Tumor Microenvironment and its Functions


  • Malinee Thanee
  • Puangrat Yongvanit
  • Watcharin Loilome


Tissue microenvironment is a complex system which is composed of many cell types as well as non-cellular components. It functions for structural support, tissue homeostasis maintenance and involves in the immune system. Based on the same concept, tumor microenvironment is defined as cells, vessels and molecules surrounding and influencing tumor cells. Cells residing in the tumor environments secrete several molecules including cytokines, chemokines, growth factors and protease enzymes, which play crucial roles in tumor progression and metastasis. Therefore, research nowadays demonstrates wealth information supporting that targeting specific cells and molecules in the tumor microenvironment can be beneficial for cancer therapy. Moreover, the new information demonstrates that the tumor microenvironment is related to a carcinogenesis, especially the inflammation-associated carcinogenesis. In normal situations, when cells get injured or infected, the sequence of events including acute inflammation and tissue repair occurs in discrete order and well-organizes in order to get rid of the cause of injury or infection, and then get the tissue back to normal homeostasis.  In contrast, the chaotic disorganization of inflammation and repair occurs during chronic inflammation leading to tissues fail to achieve homeostasis.  Hence, tumors are wounds that never heal.  Due to tumor microenvironment plays roles in carcinogenesis, it would be strongly considered as a target for cancer prevention. 
Key words: Tumor microenvironment, carcinogenesis, tumor progression


How to Cite
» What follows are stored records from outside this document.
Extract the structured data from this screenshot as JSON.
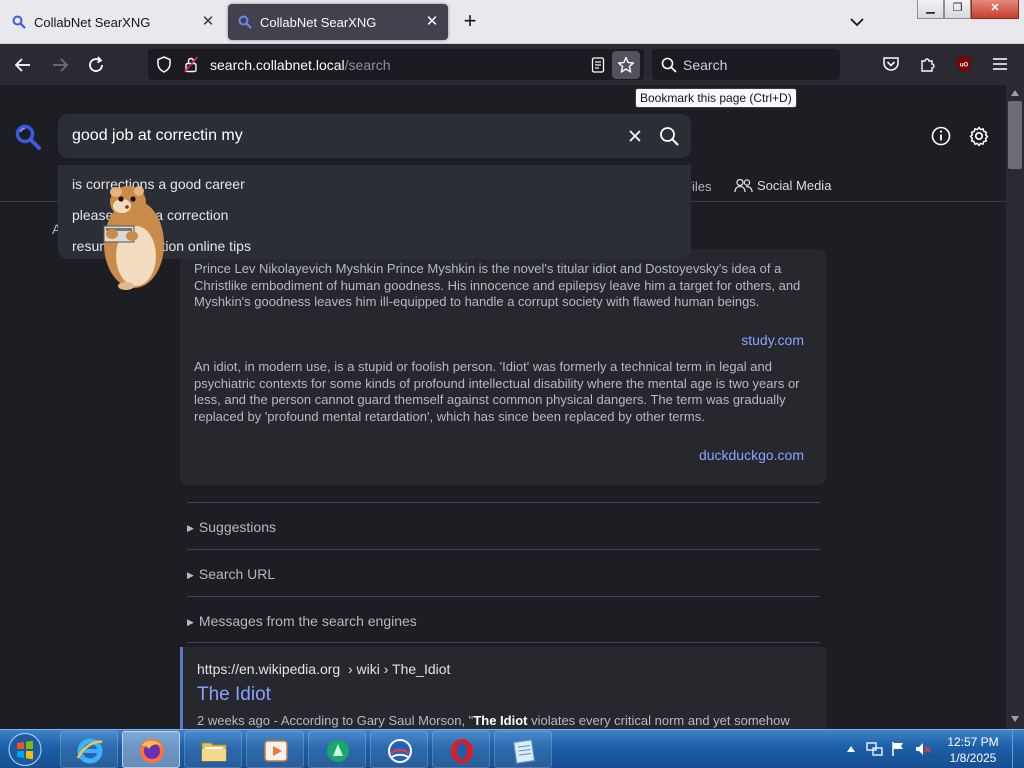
{
  "browser": {
    "tabs": [
      {
        "title": "CollabNet SearXNG",
        "active": false
      },
      {
        "title": "CollabNet SearXNG",
        "active": true
      }
    ],
    "url_host": "search.collabnet.local",
    "url_path": "/search",
    "search_placeholder": "Search",
    "tooltip": "Bookmark this page (Ctrl+D)"
  },
  "search": {
    "query": "good job at correctin my",
    "suggestions": [
      "is corrections a good career",
      "please make a correction",
      "resume correction online tips"
    ]
  },
  "categories": {
    "files": "Files",
    "social": "Social Media"
  },
  "infobox": {
    "paragraph1": "Prince Lev Nikolayevich Myshkin Prince Myshkin is the novel's titular idiot and Dostoyevsky's idea of a Christlike embodiment of human goodness. His innocence and epilepsy leave him a target for others, and Myshkin's goodness leaves him ill-equipped to handle a corrupt society with flawed human beings.",
    "source1": "study.com",
    "paragraph2": "An idiot, in modern use, is a stupid or foolish person. 'Idiot' was formerly a technical term in legal and psychiatric contexts for some kinds of profound intellectual disability where the mental age is two years or less, and the person cannot guard themself against common physical dangers. The term was gradually replaced by 'profound mental retardation', which has since been replaced by other terms.",
    "source2": "duckduckgo.com"
  },
  "details": [
    {
      "label": "Suggestions"
    },
    {
      "label": "Search URL"
    },
    {
      "label": "Messages from the search engines"
    }
  ],
  "result": {
    "url_host": "https://en.wikipedia.org",
    "url_path": "› wiki › The_Idiot",
    "title": "The Idiot",
    "snippet_prefix": "2 weeks ago - According to Gary Saul Morson, \"",
    "snippet_bold": "The Idiot",
    "snippet_suffix": " violates every critical norm and yet somehow"
  },
  "taskbar": {
    "time": "12:57 PM",
    "date": "1/8/2025"
  },
  "colors": {
    "accent": "#8aa2ff",
    "logo": "#3d5ae6",
    "page_bg": "#1d1e23"
  }
}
Thanee M, Yongvanit P, Loilome W. Tumor Microenvironment and its Functions. SRIMEDJ [Internet]. 2013 Aug. 23 [cited 2024 May 28];27(4):424-32. Available from: https://li01.tci-thaijo.org/index.php/SRIMEDJ/article/view/11150